Trautman has drawn comparisons to San Francisco 49ers tight end George Kittle, but that might be a bit of a stretch. He can still develop into a high-end tight end that makes a few plays after the catch, helps move the chains and is a go-to target in the red zone. Pair that with Terry McLaurin’s big-play ability and this passing game will improve.

Fourth round, 142nd overall: Troy Pride Jr., cornerback, Notre Dame

Cornerback stood out as a need even before Washington traded its top cornerback. There’s some intriguing talent in the draft class that can help this secondary, Washington grabs one at this spot with Notre Dame’s top cornerback. He brings the size, speed and instincts that can make him a top cornerback at the next level, but he also has some major areas to improve.

Pride Jr. recorded only four interceptions in four seasons at Notre Dame, a cause for concern about his ability to make plays. He also must improve his technique in tight coverage and learn to better utilize his track speed to cover receivers deep. The raw tools are there to be a reliable cornerback on the outside and this could be the perfect place for him to develop.

Fifth round, 162nd overall: Tyler Johnson, wide receiver, Minnesota

The Redskins desperately need to find more talent at receiver. McLaurin proved to be a gem from the 2019 NFL Draft class, now it’s time to find another draft steal. Johnson made highlight plays look routine at Minnesota, emerging as an unstoppable threat on the outside.

He knows how to beat defensive backs to get 50-50 balls. Whether it’s tipping the football to himself for an absurd catch or making absurd one-handed grabs. But, he isn’t particularly fast and he won’t make a ton of plays after the catch. What he does well, though, is fighting for the football and he’s a weapon that would pair with McLaurin quite nicely.

Seventh round, 216th overall: Cohl Cabral, center, Arizona State

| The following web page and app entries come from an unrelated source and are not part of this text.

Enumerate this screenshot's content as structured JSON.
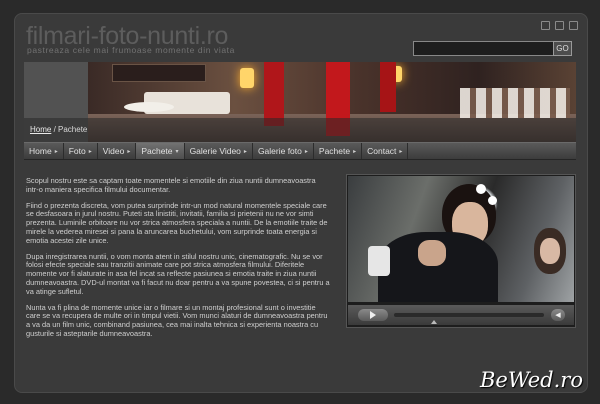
{
  "header": {
    "site_title": "filmari-foto-nunti.ro",
    "tagline": "pastreaza cele mai frumoase momente din viata",
    "icons": [
      "home-icon",
      "mail-icon",
      "sitemap-icon"
    ]
  },
  "search": {
    "value": "",
    "placeholder": "",
    "button_label": "GO"
  },
  "breadcrumb": {
    "home": "Home",
    "separator": " / ",
    "current": "Pachete"
  },
  "nav": {
    "items": [
      {
        "label": "Home",
        "arrow": "▸"
      },
      {
        "label": "Foto",
        "arrow": "▸"
      },
      {
        "label": "Video",
        "arrow": "▸"
      },
      {
        "label": "Pachete",
        "arrow": "▾"
      },
      {
        "label": "Galerie Video",
        "arrow": "▸"
      },
      {
        "label": "Galerie foto",
        "arrow": "▸"
      },
      {
        "label": "Pachete",
        "arrow": "▸"
      },
      {
        "label": "Contact",
        "arrow": "▸"
      }
    ],
    "active_index": 3
  },
  "content": {
    "paragraphs": [
      "Scopul nostru este sa captam toate momentele si emotiile din ziua nuntii dumneavoastra intr-o maniera specifica filmului documentar.",
      "Fiind o prezenta discreta, vom putea surprinde intr-un mod natural momentele speciale care se desfasoara in jurul nostru. Puteti sta linistiti, invitatii, familia si prietenii nu ne vor simti prezenta. Luminile orbitoare nu vor strica atmosfera speciala a nuntii. De la emotiile traite de mirele la vederea miresei si pana la aruncarea buchetului, vom surprinde toata energia si emotia acestei zile unice.",
      "Dupa inregistrarea nuntii, o vom monta atent in stilul nostru unic, cinematografic. Nu se vor folosi efecte speciale sau tranzitii animate care pot strica atmosfera filmului. Diferitele momente vor fi alaturate in asa fel incat sa reflecte pasiunea si emotia traite in ziua nuntii dumneavoastra. DVD-ul montat va fi facut nu doar pentru a va spune povestea, ci si pentru a va atinge sufletul.",
      "Nunta va fi plina de momente unice iar o filmare si un montaj profesional sunt o investitie care se va recupera de multe ori in timpul vietii. Vom munci alaturi de dumneavoastra pentru a va da un film unic, combinand pasiunea, cea mai inalta tehnica si experienta noastra cu gusturile si asteptarile dumneavoastra."
    ]
  },
  "video_player": {
    "progress": 0.0,
    "play_icon": "play-icon",
    "volume_icon": "volume-icon"
  },
  "watermark": "BeWed.ro"
}
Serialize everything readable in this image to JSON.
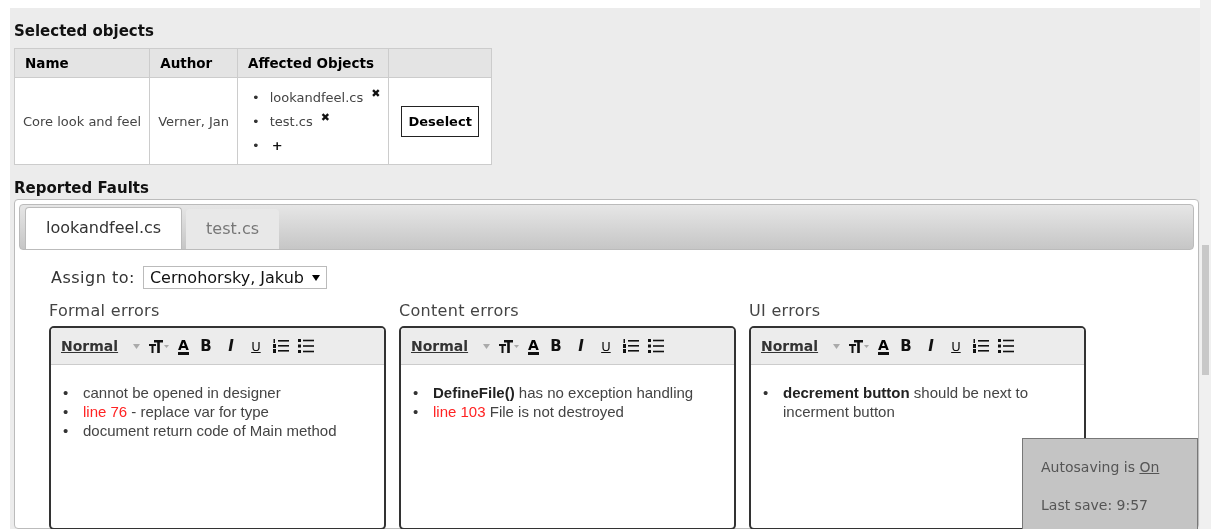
{
  "selected_objects": {
    "title": "Selected objects",
    "columns": [
      "Name",
      "Author",
      "Affected Objects"
    ],
    "rows": [
      {
        "name": "Core look and feel",
        "author": "Verner, Jan",
        "affected": [
          "lookandfeel.cs",
          "test.cs"
        ],
        "add_label": "+",
        "bullet": "•",
        "remove_label": "✖",
        "action": "Deselect"
      }
    ]
  },
  "reported_faults": {
    "title": "Reported Faults",
    "tabs": [
      {
        "label": "lookandfeel.cs",
        "selected": true
      },
      {
        "label": "test.cs",
        "selected": false
      }
    ],
    "assign_label": "Assign to:",
    "bullet": "•",
    "assignee": "Cernohorsky, Jakub",
    "editors": [
      {
        "label": "Formal errors",
        "format": "Normal",
        "bold": "B",
        "italic": "I",
        "underline": "U",
        "color_letter": "A",
        "items": [
          [
            {
              "kind": "plain",
              "text": "cannot be opened in designer"
            }
          ],
          [
            {
              "kind": "red",
              "text": "line 76"
            },
            {
              "kind": "plain",
              "text": " - replace var for type"
            }
          ],
          [
            {
              "kind": "plain",
              "text": "document return code of Main method"
            }
          ]
        ]
      },
      {
        "label": "Content errors",
        "format": "Normal",
        "bold": "B",
        "italic": "I",
        "underline": "U",
        "color_letter": "A",
        "items": [
          [
            {
              "kind": "bold",
              "text": "DefineFile()"
            },
            {
              "kind": "plain",
              "text": " has no exception handling"
            }
          ],
          [
            {
              "kind": "red",
              "text": "line 103"
            },
            {
              "kind": "plain",
              "text": " File is not destroyed"
            }
          ]
        ]
      },
      {
        "label": "UI errors",
        "format": "Normal",
        "bold": "B",
        "italic": "I",
        "underline": "U",
        "color_letter": "A",
        "items": [
          [
            {
              "kind": "bold",
              "text": "decrement button"
            },
            {
              "kind": "plain",
              "text": " should be next to incerment button"
            }
          ]
        ]
      }
    ]
  },
  "autosave": {
    "label": "Autosaving is",
    "state": "On",
    "last_save": "Last save: 9:57"
  }
}
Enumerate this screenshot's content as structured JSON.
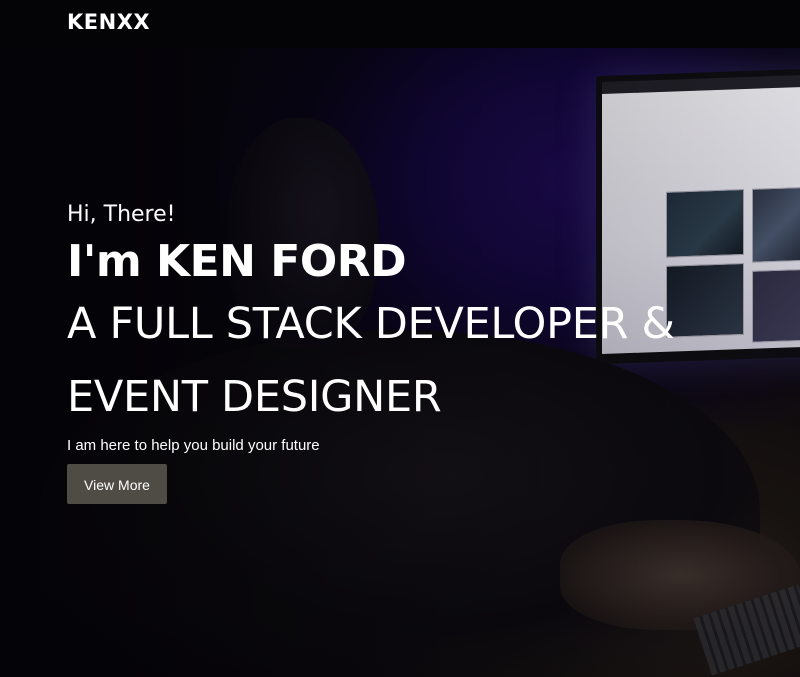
{
  "navbar": {
    "brand": "KENXX"
  },
  "hero": {
    "greeting": "Hi, There!",
    "name": "I'm KEN FORD",
    "role": "A FULL STACK DEVELOPER & EVENT DESIGNER",
    "tagline": "I am here to help you build your future",
    "cta_label": "View More"
  },
  "colors": {
    "navbar_bg": "#040306",
    "text": "#ffffff",
    "cta_bg": "#4e4c45",
    "background_accent": "#1b0a4a"
  }
}
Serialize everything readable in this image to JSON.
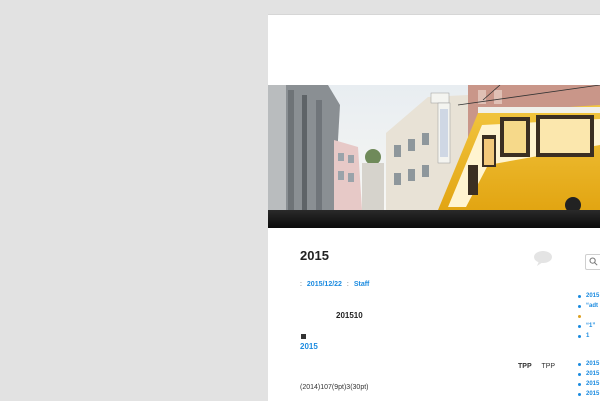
{
  "post": {
    "title": "2015",
    "date": "2015/12/22",
    "sep_before": ":",
    "sep_after": ":",
    "author": "Staff",
    "month_text": "201510",
    "year_link": "2015",
    "tpp_bold": "TPP",
    "tpp_plain": "TPP",
    "body_line": "(2014)107(9pt)3(30pt)"
  },
  "sidebar": {
    "recent": [
      "2015",
      "“adt",
      "",
      "“1”",
      "1"
    ],
    "archives": [
      "2015",
      "2015",
      "2015",
      "2015",
      "2015"
    ]
  },
  "colors": {
    "link": "#1b8be0",
    "page_bg": "#e2e2e2",
    "nav_bar": "#111111"
  }
}
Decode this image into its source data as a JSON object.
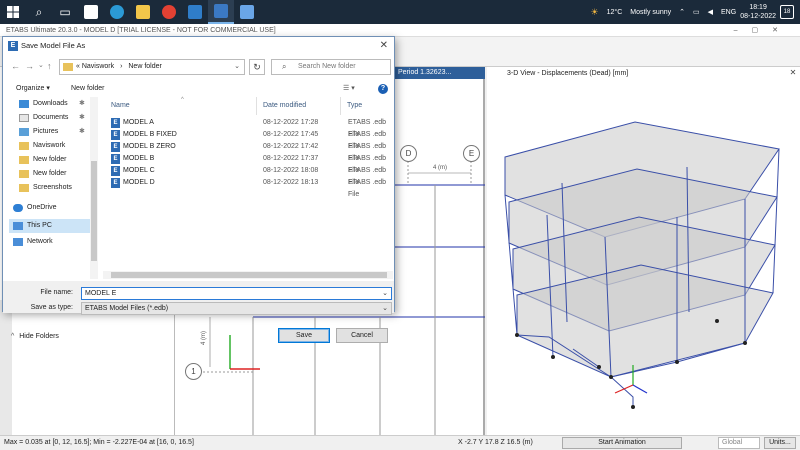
{
  "taskbar": {
    "tray": {
      "weather_temp": "12°C",
      "weather_text": "Mostly sunny",
      "lang": "ENG",
      "time": "18:19",
      "date": "08-12-2022",
      "notifications": "18"
    }
  },
  "app": {
    "title": "ETABS Ultimate 20.3.0 - MODEL D  [TRIAL LICENSE - NOT FOR COMMERCIAL USE]",
    "plan_tab": "Period 1.32623...",
    "view3d_tab": "3-D View  - Displacements (Dead)  [mm]",
    "grid_bubbles": [
      "D",
      "E",
      "1"
    ],
    "dim_label": "4 (m)",
    "dim_label_vert": "4 (m)"
  },
  "status": {
    "left": "Max = 0.035 at [0, 12, 16.5];  Min = -2.227E-04 at [16, 0, 16.5]",
    "coords": "X -2.7  Y 17.8  Z 16.5 (m)",
    "anim_button": "Start Animation",
    "coord_system": "Global",
    "units_button": "Units..."
  },
  "dialog": {
    "title": "Save Model File As",
    "breadcrumb": [
      "«  Naviswork",
      "›",
      "New folder"
    ],
    "search_placeholder": "Search New folder",
    "organize": "Organize ▾",
    "new_folder": "New folder",
    "nav_items": [
      {
        "label": "Downloads",
        "pinned": true
      },
      {
        "label": "Documents",
        "pinned": true
      },
      {
        "label": "Pictures",
        "pinned": true
      },
      {
        "label": "Naviswork",
        "pinned": false
      },
      {
        "label": "New folder",
        "pinned": false
      },
      {
        "label": "New folder",
        "pinned": false
      },
      {
        "label": "Screenshots",
        "pinned": false
      },
      {
        "label": "OneDrive",
        "pinned": false
      },
      {
        "label": "This PC",
        "pinned": false
      },
      {
        "label": "Network",
        "pinned": false
      }
    ],
    "columns": {
      "name": "Name",
      "date": "Date modified",
      "type": "Type"
    },
    "files": [
      {
        "name": "MODEL A",
        "date": "08-12-2022 17:28",
        "type": "ETABS .edb File"
      },
      {
        "name": "MODEL B FIXED",
        "date": "08-12-2022 17:45",
        "type": "ETABS .edb File"
      },
      {
        "name": "MODEL B ZERO",
        "date": "08-12-2022 17:42",
        "type": "ETABS .edb File"
      },
      {
        "name": "MODEL B",
        "date": "08-12-2022 17:37",
        "type": "ETABS .edb File"
      },
      {
        "name": "MODEL C",
        "date": "08-12-2022 18:08",
        "type": "ETABS .edb File"
      },
      {
        "name": "MODEL D",
        "date": "08-12-2022 18:13",
        "type": "ETABS .edb File"
      }
    ],
    "file_name_label": "File name:",
    "file_name_value": "MODEL E",
    "save_type_label": "Save as type:",
    "save_type_value": "ETABS Model Files (*.edb)",
    "hide_folders": "Hide Folders",
    "save_button": "Save",
    "cancel_button": "Cancel"
  }
}
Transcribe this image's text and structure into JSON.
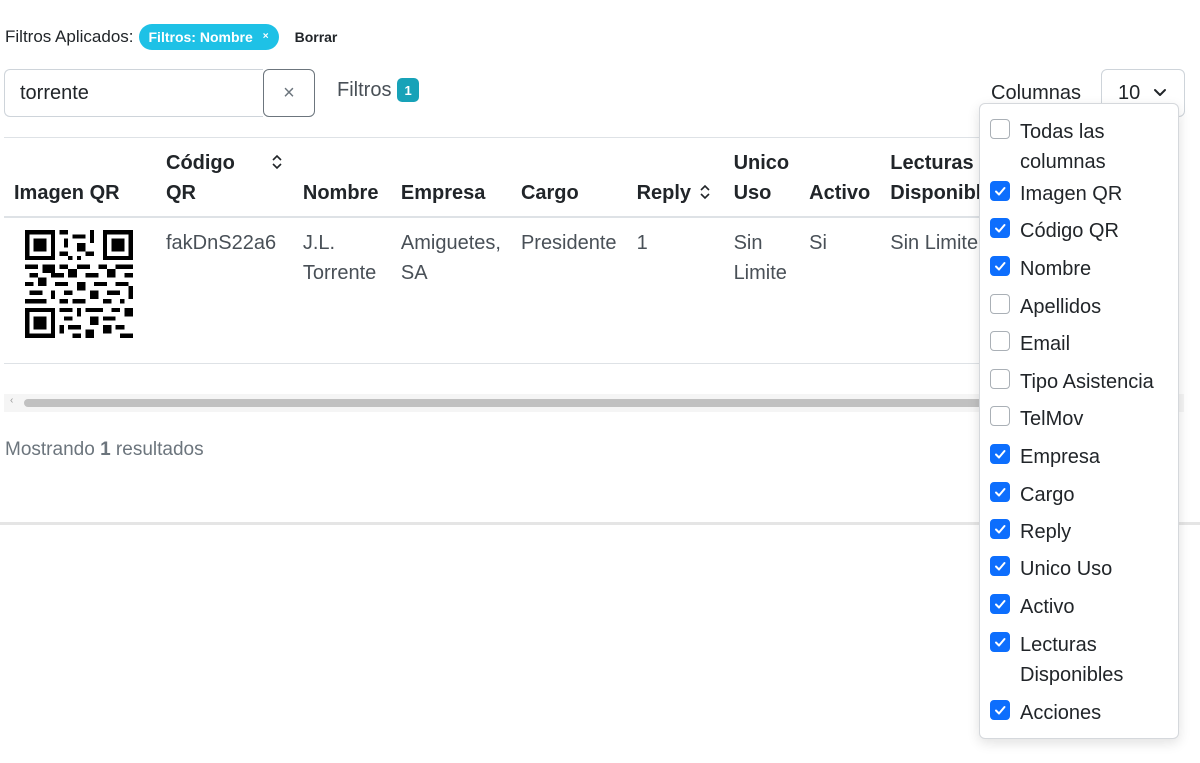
{
  "filters": {
    "label": "Filtros Aplicados:",
    "chip_label": "Filtros: Nombre",
    "chip_close": "×",
    "clear_label": "Borrar"
  },
  "search": {
    "value": "torrente",
    "clear_icon": "×"
  },
  "filters_toggle": {
    "label": "Filtros",
    "count": "1"
  },
  "columns": {
    "label": "Columnas"
  },
  "page_size": {
    "value": "10"
  },
  "table": {
    "headers": [
      {
        "line1": "Imagen QR",
        "line2": ""
      },
      {
        "line1": "Código",
        "line2": "QR"
      },
      {
        "line1": "Nombre",
        "line2": ""
      },
      {
        "line1": "Empresa",
        "line2": ""
      },
      {
        "line1": "Cargo",
        "line2": ""
      },
      {
        "line1": "Reply",
        "line2": ""
      },
      {
        "line1": "Unico",
        "line2": "Uso"
      },
      {
        "line1": "Activo",
        "line2": ""
      },
      {
        "line1": "Lecturas",
        "line2": "Disponibles"
      }
    ],
    "rows": [
      {
        "codigo": "fakDnS22a6",
        "nombre_1": "J.L.",
        "nombre_2": "Torrente",
        "empresa_1": "Amiguetes,",
        "empresa_2": "SA",
        "cargo": "Presidente",
        "reply": "1",
        "unico_1": "Sin",
        "unico_2": "Limite",
        "activo": "Si",
        "lecturas": "Sin Limite"
      }
    ]
  },
  "results": {
    "prefix": "Mostrando",
    "count": "1",
    "suffix": "resultados"
  },
  "column_menu": [
    {
      "label": "Todas las columnas",
      "checked": false
    },
    {
      "label": "Imagen QR",
      "checked": true
    },
    {
      "label": "Código QR",
      "checked": true
    },
    {
      "label": "Nombre",
      "checked": true
    },
    {
      "label": "Apellidos",
      "checked": false
    },
    {
      "label": "Email",
      "checked": false
    },
    {
      "label": "Tipo Asistencia",
      "checked": false
    },
    {
      "label": "TelMov",
      "checked": false
    },
    {
      "label": "Empresa",
      "checked": true
    },
    {
      "label": "Cargo",
      "checked": true
    },
    {
      "label": "Reply",
      "checked": true
    },
    {
      "label": "Unico Uso",
      "checked": true
    },
    {
      "label": "Activo",
      "checked": true
    },
    {
      "label": "Lecturas Disponibles",
      "checked": true
    },
    {
      "label": "Acciones",
      "checked": true
    }
  ],
  "colors": {
    "chip": "#1ec1e6",
    "badge": "#17a2b8",
    "checkbox": "#0d6efd"
  },
  "icons": [
    "close-icon",
    "chevron-down-icon",
    "sort-icon",
    "checkmark-icon",
    "qr-code-icon"
  ]
}
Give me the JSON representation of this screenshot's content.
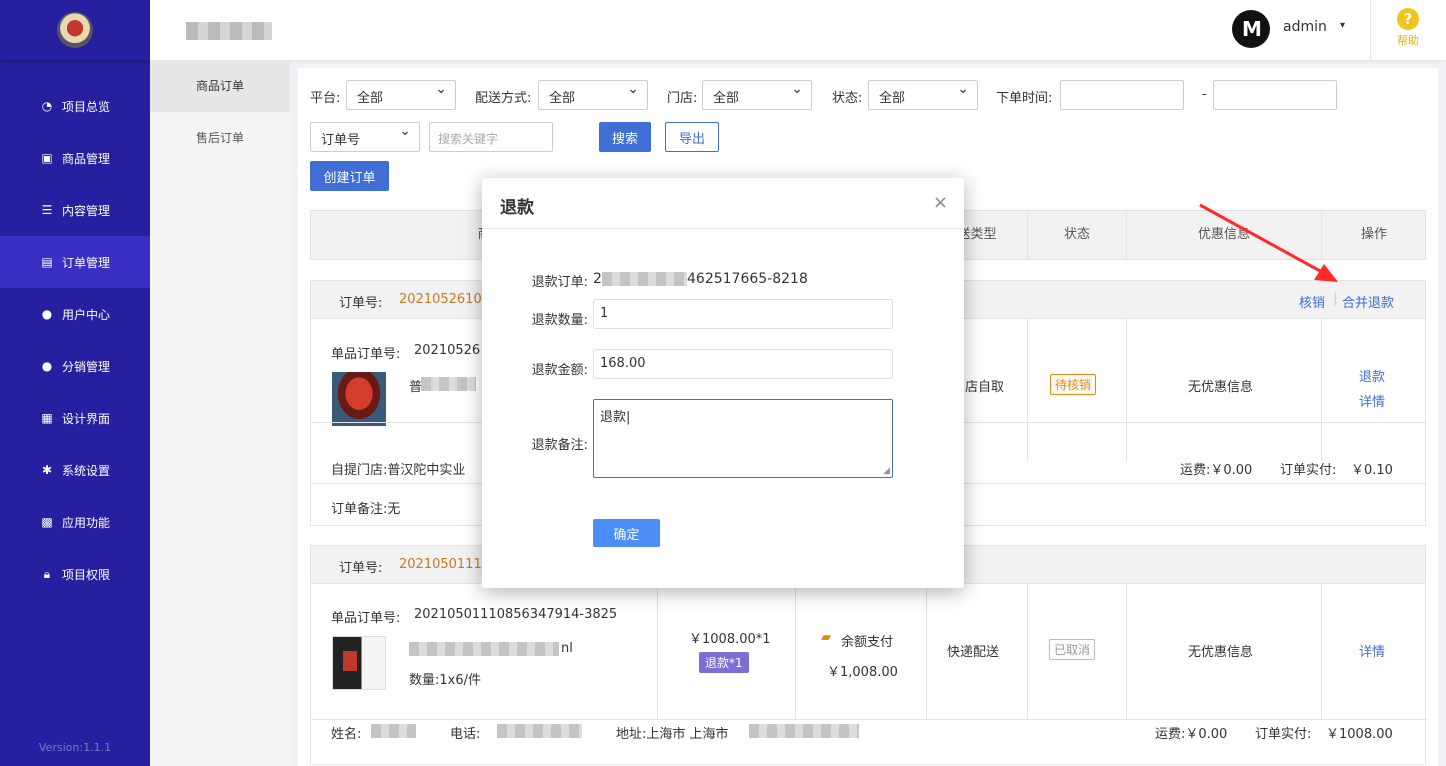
{
  "sidebar": {
    "items": [
      {
        "label": "项目总览",
        "icon": "pie-chart-icon",
        "glyph": "◔"
      },
      {
        "label": "商品管理",
        "icon": "bag-icon",
        "glyph": "▣"
      },
      {
        "label": "内容管理",
        "icon": "list-icon",
        "glyph": "☰"
      },
      {
        "label": "订单管理",
        "icon": "document-icon",
        "glyph": "▤"
      },
      {
        "label": "用户中心",
        "icon": "user-icon",
        "glyph": "●"
      },
      {
        "label": "分销管理",
        "icon": "users-icon",
        "glyph": "●"
      },
      {
        "label": "设计界面",
        "icon": "layout-icon",
        "glyph": "▦"
      },
      {
        "label": "系统设置",
        "icon": "gear-icon",
        "glyph": "✱"
      },
      {
        "label": "应用功能",
        "icon": "grid-icon",
        "glyph": "▩"
      },
      {
        "label": "项目权限",
        "icon": "lock-icon",
        "glyph": "🔒︎"
      }
    ],
    "active_index": 3,
    "version": "Version:1.1.1"
  },
  "header": {
    "avatar_text": "M",
    "username": "admin",
    "caret": "▾",
    "help_label": "帮助",
    "help_glyph": "?"
  },
  "subnav": {
    "items": [
      "商品订单",
      "售后订单"
    ],
    "active_index": 0
  },
  "filters": {
    "platform_label": "平台:",
    "platform_value": "全部",
    "delivery_label": "配送方式:",
    "delivery_value": "全部",
    "store_label": "门店:",
    "store_value": "全部",
    "status_label": "状态:",
    "status_value": "全部",
    "time_label": "下单时间:",
    "time_sep": "-",
    "field_value": "订单号",
    "search_placeholder": "搜索关键字",
    "search_button": "搜索",
    "export_button": "导出",
    "create_button": "创建订单"
  },
  "table": {
    "headers": [
      "商",
      "送类型",
      "状态",
      "优惠信息",
      "操作"
    ]
  },
  "orders": [
    {
      "order_no_label": "订单号:",
      "order_no": "2021052610",
      "action_verify": "核销",
      "action_merge_refund": "合并退款",
      "sub_order_label": "单品订单号:",
      "sub_order_no": "20210526",
      "product_prefix": "普",
      "delivery": "店自取",
      "status": "待核销",
      "discount": "无优惠信息",
      "action_refund": "退款",
      "action_detail": "详情",
      "store_label": "自提门店:普汉陀中实业",
      "freight": "运费:￥0.00",
      "paid_label": "订单实付:",
      "paid_value": "￥0.10",
      "remark": "订单备注:无"
    },
    {
      "order_no_label": "订单号:",
      "order_no": "2021050111",
      "sub_order_label": "单品订单号:",
      "sub_order_no": "20210501110856347914-3825",
      "product_suffix": "nl",
      "quantity": "数量:1x6/件",
      "price": "￥1008.00*1",
      "refund_badge": "退款*1",
      "pay_method": "余额支付",
      "pay_amount": "￥1,008.00",
      "delivery": "快递配送",
      "status": "已取消",
      "discount": "无优惠信息",
      "action_detail": "详情",
      "name_label": "姓名:",
      "phone_label": "电话:",
      "address_label": "地址:上海市 上海市",
      "freight": "运费:￥0.00",
      "paid_label": "订单实付:",
      "paid_value": "￥1008.00"
    }
  ],
  "modal": {
    "title": "退款",
    "close": "×",
    "order_label": "退款订单:",
    "order_prefix": "2",
    "order_suffix": "462517665-8218",
    "qty_label": "退款数量:",
    "qty_value": "1",
    "amount_label": "退款金额:",
    "amount_value": "168.00",
    "remark_label": "退款备注:",
    "remark_value": "退款",
    "confirm": "确定"
  },
  "colors": {
    "sidebar": "#2620a0",
    "primary": "#3f6ed6",
    "order_no": "#c97a1a",
    "price_red": "#d81e06",
    "arrow": "#ff2a2a"
  }
}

The Redskins will likely need to commit multiple drafts to address the offensive line. Both from an overall talent and depth perspective, Washington must strengthen its protection for Haskins and make this a group that can hold its own in the NFC East.

Cabral can plat at either guard or center, something that at least secures his spot on an NFL roster. He offers the necessary size, intelligence and strength to develop into a starting center at the next level. At the very least, Cabral can fill in at center or guard and he also has experience playing at tackle.

Seventh round, 229th overall: Clay Johnston, inside linebacker, Baylor

Linebackers who don’t test well athletically often fall into the back of the draft. We’ll likely see that again with Johnston, who primarily relies on instincts, intelligence and technique to make up for below-average speed. He can be an immediate contributor in Washington’s defense, though, taking the field whenever they need him. While he might not have the flashiest career, his contributions on special teams and three-down ability make him a nice selection in this spot.